Video materials

Video-based learning, which uses immersive storytelling to make lessons more captivating and memorable, is also growing in popularity. Video and audio-based learning has become a cornerstone of online language courses in the digital age. The power of multimedia has transformed the way students engage with language learning, offering an immersion experience that traditional textbooks cannot provide. Through videos, students interact with native speakers in a variety of authentic contexts, from everyday scenarios to professional issues, enriching their understanding of both language and culture.


The integration of audio and visuals into online language learning offers a completely different approach to assessing a student’s skills. Traditional written tests, while useful, are often inadequate for assessing pronunciation and listening comprehension – two key elements of learning and using language on a daily basis. The teacher is therefore faced with the challenge of creating a test to comprehensively assess a student’s skills. Plus he or she will create it in such a way as to make cheating impossible, which is much easier with online learning than in traditional form.

It is therefore worth keeping up to date with the available programmes and, apart from the most popular Kahoot!, keeping your ear to the ground. For example, Testinvite offers the inclusion of audio and video in the test to help assess the ability to understand and interpret language in different forms. It also gives you the opportunity to assess pronunciation by responding to accompanying multimedia.
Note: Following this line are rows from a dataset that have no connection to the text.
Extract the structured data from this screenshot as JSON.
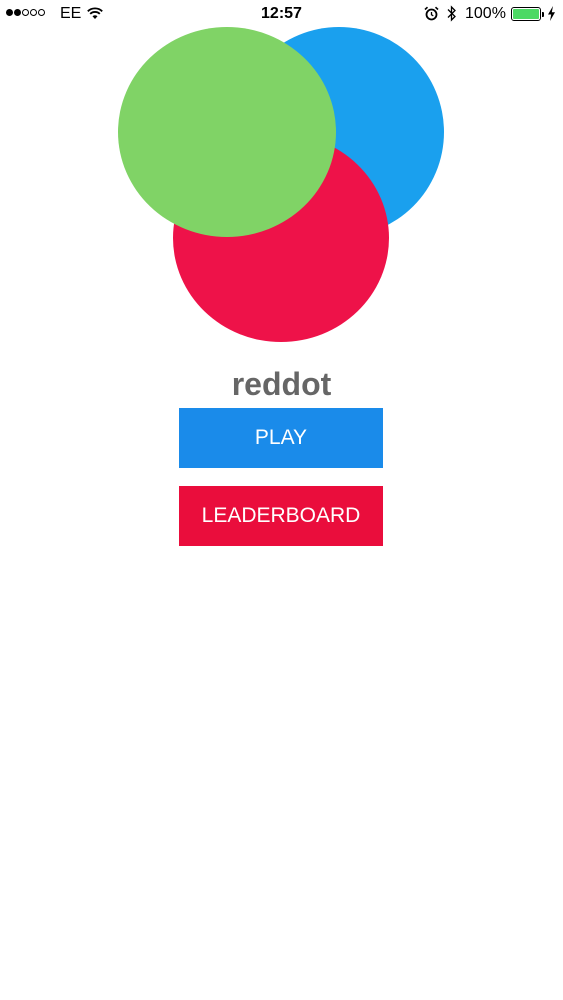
{
  "status_bar": {
    "signal_dots": [
      true,
      true,
      false,
      false,
      false
    ],
    "carrier": "EE",
    "time": "12:57",
    "battery_percent": "100%",
    "battery_level": 1.0,
    "icons": [
      "wifi-icon",
      "alarm-icon",
      "bluetooth-icon",
      "battery-icon",
      "charging-icon"
    ]
  },
  "logo": {
    "circles": [
      {
        "name": "blue-circle",
        "color": "#1aa0ee"
      },
      {
        "name": "red-circle",
        "color": "#ee1249"
      },
      {
        "name": "green-circle",
        "color": "#80d366"
      }
    ]
  },
  "app": {
    "title": "reddot"
  },
  "buttons": {
    "play_label": "PLAY",
    "play_color": "#1a8bea",
    "leaderboard_label": "LEADERBOARD",
    "leaderboard_color": "#ea0d3c"
  }
}
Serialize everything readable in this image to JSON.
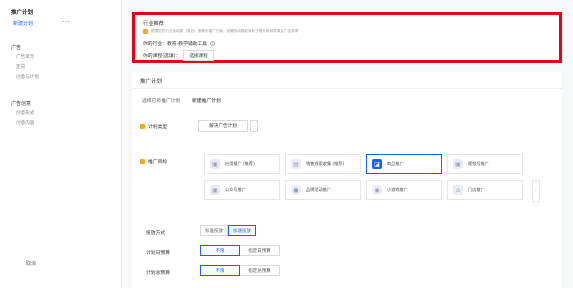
{
  "sidebar": {
    "title": "推广计划",
    "new_plan": "新建计划",
    "more": "···",
    "groups": [
      {
        "label": "广告",
        "items": [
          "广告单元",
          "定向",
          "创意与计划"
        ]
      },
      {
        "label": "广告创意",
        "items": [
          "创意形式",
          "创意内容"
        ]
      }
    ],
    "cancel": "取消"
  },
  "industry": {
    "title": "行业推荐",
    "warning": "根据您的行业及填报（类目）推荐的推广方案，准确的填报能有利于提升推荐效果及广告效率",
    "industry_label": "你的行业：教育-教学辅助工具",
    "course_label": "你的课程(选填)：",
    "select_course": "选择课程"
  },
  "plan": {
    "header": "推广计划",
    "tab_existing": "选择已有推广计划",
    "tab_new": "新建推广计划",
    "type_label": "计划类型",
    "type_value": "解决广告计划",
    "target_label": "推广目标",
    "targets": [
      {
        "label": "应用推广 (推荐)",
        "icon": "▣"
      },
      {
        "label": "销售线索收集 (推荐)",
        "icon": "▤"
      },
      {
        "label": "商品推广",
        "icon": "◪"
      },
      {
        "label": "视频号推广",
        "icon": "▣"
      },
      {
        "label": "公众号推广",
        "icon": "▣"
      },
      {
        "label": "品牌活动推广",
        "icon": "●"
      },
      {
        "label": "小游戏推广",
        "icon": "◉"
      },
      {
        "label": "门店推广",
        "icon": "⌂"
      }
    ],
    "scroll_arrow": "›",
    "delivery_label": "投放方式",
    "delivery_options": [
      "标准投放",
      "加速投放"
    ],
    "daily_budget_label": "计划日预算",
    "daily_budget_options": [
      "不限",
      "指定日预算"
    ],
    "total_budget_label": "计划总预算",
    "total_budget_options": [
      "不限",
      "指定总预算"
    ]
  },
  "colors": {
    "accent": "#1a5fff",
    "highlight_border": "#e60012",
    "warn": "#f5a623"
  }
}
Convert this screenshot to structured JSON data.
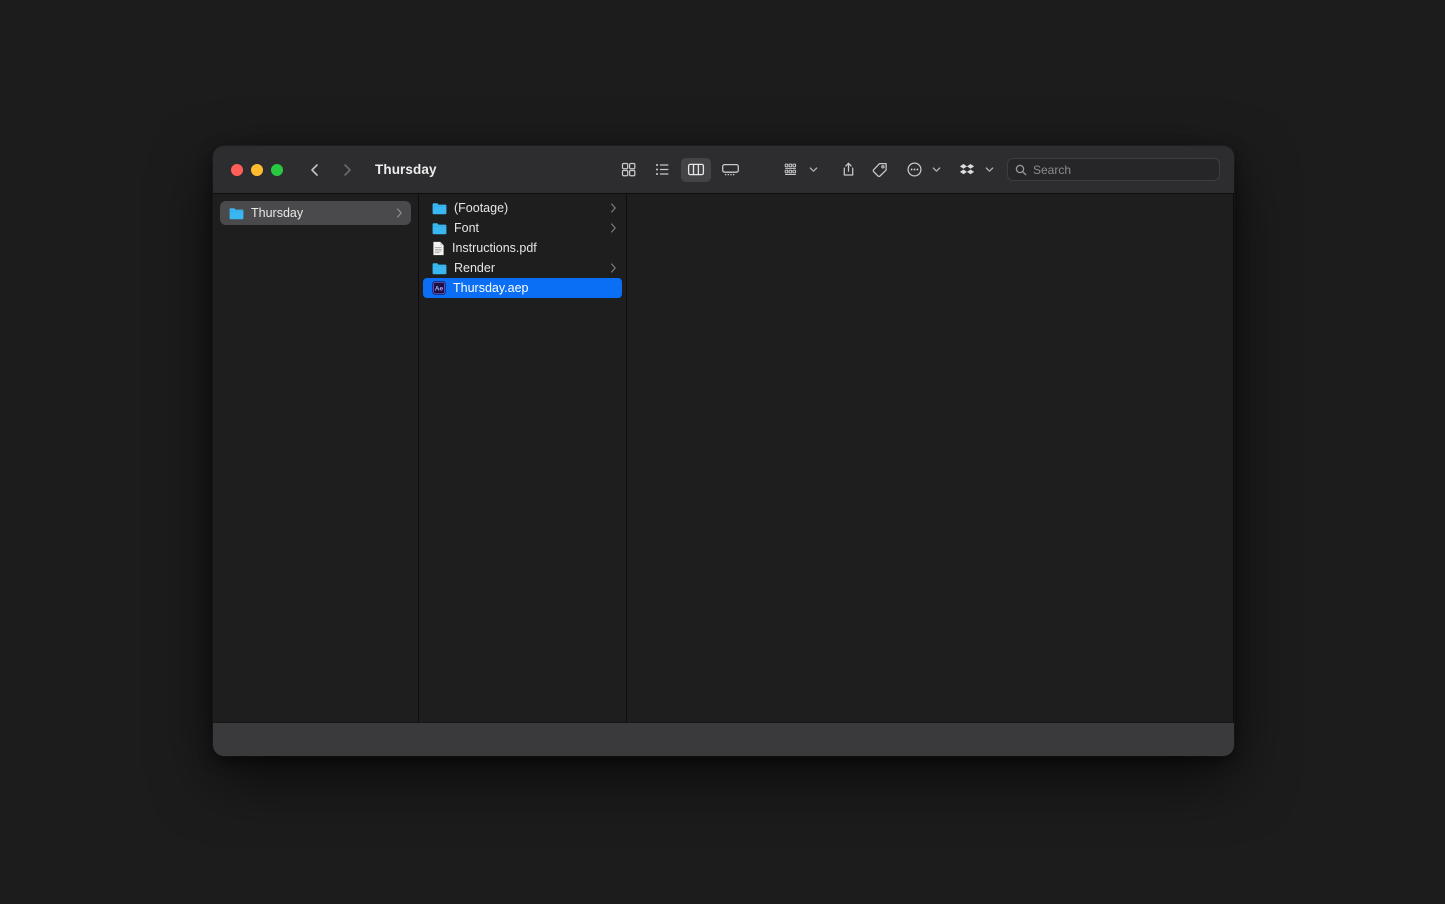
{
  "window": {
    "title": "Thursday",
    "traffic_lights": [
      {
        "name": "close",
        "color": "#ff5f57"
      },
      {
        "name": "minimize",
        "color": "#febc2e"
      },
      {
        "name": "maximize",
        "color": "#28c840"
      }
    ]
  },
  "toolbar": {
    "back_icon": "chevron-left-icon",
    "forward_icon": "chevron-right-icon",
    "view_modes": [
      {
        "name": "icon-view",
        "icon": "grid-icon",
        "active": false
      },
      {
        "name": "list-view",
        "icon": "list-icon",
        "active": false
      },
      {
        "name": "column-view",
        "icon": "columns-icon",
        "active": true
      },
      {
        "name": "gallery-view",
        "icon": "gallery-icon",
        "active": false
      }
    ],
    "actions": [
      {
        "name": "group-by",
        "icon": "group-icon",
        "has_chevron": true
      },
      {
        "name": "share",
        "icon": "share-icon",
        "has_chevron": false
      },
      {
        "name": "tags",
        "icon": "tag-icon",
        "has_chevron": false
      },
      {
        "name": "more-actions",
        "icon": "ellipsis-circle-icon",
        "has_chevron": true
      }
    ],
    "dropbox": {
      "name": "dropbox",
      "icon": "dropbox-icon",
      "has_chevron": true
    }
  },
  "search": {
    "placeholder": "Search",
    "value": "",
    "icon": "search-icon"
  },
  "sidebar": {
    "items": [
      {
        "label": "Thursday",
        "icon": "folder-icon",
        "selected": true,
        "has_chevron": true
      }
    ]
  },
  "file_list": {
    "items": [
      {
        "name": "(Footage)",
        "kind": "folder",
        "icon": "folder-icon",
        "selected": false,
        "has_chevron": true
      },
      {
        "name": "Font",
        "kind": "folder",
        "icon": "folder-icon",
        "selected": false,
        "has_chevron": true
      },
      {
        "name": "Instructions.pdf",
        "kind": "file",
        "icon": "pdf-document-icon",
        "selected": false,
        "has_chevron": false
      },
      {
        "name": "Render",
        "kind": "folder",
        "icon": "folder-icon",
        "selected": false,
        "has_chevron": true
      },
      {
        "name": "Thursday.aep",
        "kind": "file",
        "icon": "after-effects-icon",
        "selected": true,
        "has_chevron": false
      }
    ]
  },
  "colors": {
    "selection_blue": "#0a6ff5",
    "folder_blue": "#3ab7f0",
    "sidebar_selection": "#4a4a4c",
    "titlebar": "#2d2d2f",
    "content_bg": "#1e1e1e",
    "bottom_bar": "#3a3a3c"
  }
}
You can find out more about creating tests with this programme by clicking on HERE.

Nano and microlearning

These are methods that completely change the landscape of online language learning. They adapt perfectly to the needs of today’s students, whose natural environment is social media and who live in an era of information overload and shortened attention spans. Nano and microlearning give flexibility and highly condensed content. They are concise and concrete lessons from which knowledge can be absorbed in short periods of time. They often last only a few minutes and focus on specific language skills or topics. They are the perfect complement to an online language course, where the student can go back to the segments they found most difficult and repeat them at their leisure. Such short lessons fit perfectly into the daily routine and allow you to take advantage of moments such as waiting for the bus or a coffee break.

Looking at today’s lifestyles, it’s hard not to get the impression that online courses are gaining the upper hand in the transformation of learning methods. And, of course, there will be lovers of each method, whether traditionalists who rely on live meetings or testers who prefer hybrid teaching. A school open to new teaching methods will meet the needs of the modern student. And it will recognise the differences between online and offline teaching, they are not the same thing no matter how much we would like them to be.

There is a clear trend towards a more holistic approach in language learning as well. Current trends not only reflect the current needs and preferences of students, but also offer new opportunities. As we move forward, we see year after year that online language learning will become more dynamic and more responsive to students’ needs. And it is worth taking this into account when creating offers for the next semesters for your students 🙂